(Task input begins)

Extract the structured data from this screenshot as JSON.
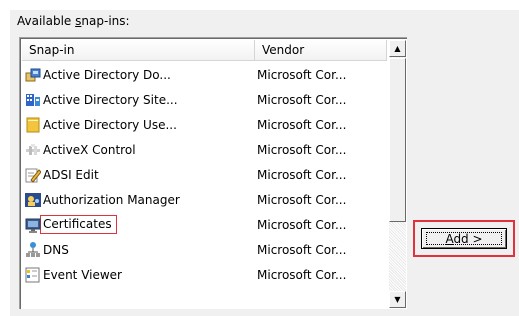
{
  "caption": {
    "pre": "Available ",
    "underline": "s",
    "post": "nap-ins:"
  },
  "columns": [
    "Snap-in",
    "Vendor"
  ],
  "snapins": [
    {
      "name": "Active Directory Do...",
      "vendor": "Microsoft Cor...",
      "icon": "ad-domains-icon"
    },
    {
      "name": "Active Directory Site...",
      "vendor": "Microsoft Cor...",
      "icon": "ad-sites-icon"
    },
    {
      "name": "Active Directory Use...",
      "vendor": "Microsoft Cor...",
      "icon": "ad-users-icon"
    },
    {
      "name": "ActiveX Control",
      "vendor": "Microsoft Cor...",
      "icon": "activex-icon"
    },
    {
      "name": "ADSI Edit",
      "vendor": "Microsoft Cor...",
      "icon": "adsi-edit-icon"
    },
    {
      "name": "Authorization Manager",
      "vendor": "Microsoft Cor...",
      "icon": "authorization-manager-icon"
    },
    {
      "name": "Certificates",
      "vendor": "Microsoft Cor...",
      "icon": "certificates-icon",
      "highlighted": true
    },
    {
      "name": "DNS",
      "vendor": "Microsoft Cor...",
      "icon": "dns-icon"
    },
    {
      "name": "Event Viewer",
      "vendor": "Microsoft Cor...",
      "icon": "event-viewer-icon"
    }
  ],
  "add_button": {
    "pre": "",
    "underline": "A",
    "post": "dd >"
  },
  "colors": {
    "highlight_border": "#e0323c",
    "panel": "#f0f0f0"
  }
}
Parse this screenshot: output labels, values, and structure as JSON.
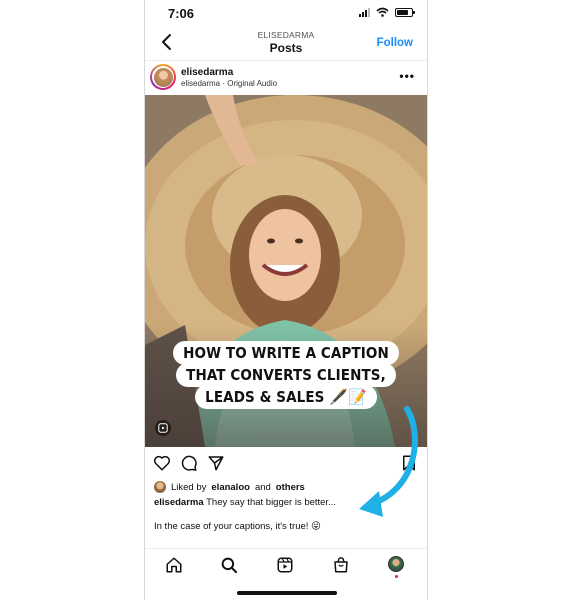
{
  "status_bar": {
    "time": "7:06",
    "battery_level": 0.75
  },
  "header": {
    "account": "ELISEDARMA",
    "title": "Posts",
    "follow_label": "Follow"
  },
  "post": {
    "username": "elisedarma",
    "subline": "elisedarma · Original Audio",
    "more_label": "•••",
    "overlay_lines": [
      "HOW TO WRITE A CAPTION",
      "THAT CONVERTS CLIENTS,",
      "LEADS & SALES 🖋️📝"
    ],
    "liked_by_prefix": "Liked by",
    "liked_by_user": "elanaloo",
    "liked_by_and": "and",
    "liked_by_others": "others",
    "caption_user": "elisedarma",
    "caption_text": "They say that bigger is better...",
    "caption_more": "In the case of your captions, it's true! 😜"
  },
  "icons": [
    "back-chevron-icon",
    "like-heart-icon",
    "comment-icon",
    "share-icon",
    "save-icon",
    "reel-icon",
    "home-icon",
    "search-icon",
    "reels-tab-icon",
    "shop-icon"
  ],
  "colors": {
    "accent": "#1a8cff",
    "annotation_arrow": "#1fb1e6",
    "notification": "#e0245e"
  }
}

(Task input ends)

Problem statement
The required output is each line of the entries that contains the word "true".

Reply
      "highlighted": true
    "caption_more": "In the case of your captions, it's true! 😜"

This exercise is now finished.